New season, new beginnings. For their spring ’97 release, the Hits team dropped the four part layout and restored the century. New Hits 1997 was released in April, one month after Now That’s What I Call Music 36. Six common tracks [911 – The Day We Found Love, Sash – Encore Une Fois, The Blueboy – Remember Me, Peter Andre – Natural, The Source featuring Candi Staton – You Got The Love, Damage – Love Guaranteed].
It’s an exotic start as Smoke City serve up the atmospheric Bond-esque Underwater Love. After the rain comes sun, after the sun comes rain again.

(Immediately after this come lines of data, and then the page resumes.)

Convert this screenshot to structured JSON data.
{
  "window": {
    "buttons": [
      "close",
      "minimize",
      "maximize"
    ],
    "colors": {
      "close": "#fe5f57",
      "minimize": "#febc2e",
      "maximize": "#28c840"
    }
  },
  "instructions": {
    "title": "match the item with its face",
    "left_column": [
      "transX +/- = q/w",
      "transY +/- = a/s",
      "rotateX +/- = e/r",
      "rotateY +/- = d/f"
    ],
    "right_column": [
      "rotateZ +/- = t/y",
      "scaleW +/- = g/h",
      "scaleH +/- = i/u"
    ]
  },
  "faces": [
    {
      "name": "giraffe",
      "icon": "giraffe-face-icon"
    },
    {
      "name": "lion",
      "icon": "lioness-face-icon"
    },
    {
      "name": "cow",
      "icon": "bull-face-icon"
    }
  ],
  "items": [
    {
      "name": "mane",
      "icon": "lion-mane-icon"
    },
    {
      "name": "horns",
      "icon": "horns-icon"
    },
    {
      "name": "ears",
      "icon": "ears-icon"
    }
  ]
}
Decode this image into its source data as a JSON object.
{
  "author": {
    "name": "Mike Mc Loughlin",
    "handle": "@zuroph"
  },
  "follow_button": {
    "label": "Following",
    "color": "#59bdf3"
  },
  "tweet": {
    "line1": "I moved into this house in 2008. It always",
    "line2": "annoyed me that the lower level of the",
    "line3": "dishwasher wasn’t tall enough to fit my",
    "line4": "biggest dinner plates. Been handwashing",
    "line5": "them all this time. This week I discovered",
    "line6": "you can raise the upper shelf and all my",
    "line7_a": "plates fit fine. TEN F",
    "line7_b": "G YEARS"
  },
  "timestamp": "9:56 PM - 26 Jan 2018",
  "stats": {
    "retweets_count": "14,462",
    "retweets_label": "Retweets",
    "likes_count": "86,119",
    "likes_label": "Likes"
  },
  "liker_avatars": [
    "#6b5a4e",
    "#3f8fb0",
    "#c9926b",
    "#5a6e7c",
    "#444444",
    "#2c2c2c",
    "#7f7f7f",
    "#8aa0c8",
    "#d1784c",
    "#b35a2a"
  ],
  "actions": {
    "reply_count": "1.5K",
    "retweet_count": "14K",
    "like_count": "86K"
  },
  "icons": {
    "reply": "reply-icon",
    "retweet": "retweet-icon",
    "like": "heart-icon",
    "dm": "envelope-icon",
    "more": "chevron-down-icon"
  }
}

Then some soul-searching from Toni Braxton on Unbreak My Heart before the spirit of Peter Sarstedt is revived with No Mercy’s cover of La Bouche’s Where Do You Go. The R&B continues: En Vogue’s Don’t Let Go (Love), Whitney Houston’s Step By Step and 3T’s smooth Gotta Be You. Gina G gets the pulses racing on Fresh while Michelle Gayle works out an effective maudlin strummer Do You Know. Undisputed pop gem: Mark Owen’s upbeat and catchy Clementine. Back to the groove on Fugee La and Mark Morrison’s filthy steamer Moan and Groan.
The laidback vibe pushes on with Lisa Stansfield’s loved-up The Real Thing and that East 17 / Gabrielle duet. Celine Dion’s introspective version of All By Myself is followed by The Beautiful South’s Rotterdam, a throwback from Now That’s What I Call Music 35. Mostly bitter. The Thin White Duke goes for the jungle sound on the clattering breakbeats of Little Wonder. Mini (Brit) pops: Reef make a decent song in Consideration. Elsewhere it’s the taut radio edit of the Manics’ Australia coupled by the Lightning Seeds super sweet Sugar Coated Iceberg. Last: the ambient mysticism of Govinda by Kula Shaker. Special K.
Disc 2: Shake your booty to Funky Green Dogs scattershot murk-techno Fired Up. The Blueboy’s soul throwback Remember Me, Sash’s trance meltdown Encore Une Fois plus another remix of You Got The Love. Meanwhile Tori Amos’ Professional Widow really started to soar in the house parties and clubs during spring ’97. The reason: a fantastic Armand Van Helden mix. The Course crank up The Fugees’ Ready Or Not into an oblique floor-filler while Apollo 400 jazz up the drum ‘n’ bass on the shimmering Ain’t Talkin’ ‘Bout Dub complete with Van Halen samples. The riff is chosen well as Republica crash in with the mobile phone anthem Ready To Go. Soundtrack for a generation.
DJ Kool, Biz Markie and Doug E Fresh jam hot on Let Me Clear My Throat. The break is courtesy of The 45 King. I caned this almost every day during the first few months of 1997. Next the feverish cheese of N-Trance’s D.I.S.C.O. Meanwhile the Backstreet Boys hang tough on the message-heavy Quit Playing Games (With My Heart). More: the slick ballad sound of OTT’s Let Me In and Babyface’s Everytime I Close My Eyes. Less: le grind to Ginuwine’s tricky hip hop Pony plus MC Lyte’s block beatin’ Cold Rock and Party. Bad: Clock’s anodyne It’s Over. Late night final goes to Shola Ama’s popped-in, souled-out cover of Turley Richards’ You Might Need Somebody. One for Jazz club. Nice.
DJ Kool – Let Me Clear My Throat
Manic Street Preachers – Australia
Lightning Seeds – Sugar Coated Iceberg
Kula Shaker – Govinda
David Bowie – Little Wonder
Lest we forget
Reef – Consideration
Missing tracks and other thoughts
New Hits 1997 is a decent spring selection. More chocolates for the box:
Madonna – Don’t Cry For Me Argentina or failing that the Mike Flowers Pops.
Tricky – Tricky Kid. Moody boys uptown etc.
Gene – We Could Be Kings. Somebody’s second favourite band.
Warren G – I Shot The Sheriff. Phenomenal.
Armand Van Helden – The Funk Phenomena. Go with this after Professional Window.
Fugees – Rumble In The Jungle. Way better than Fugee La.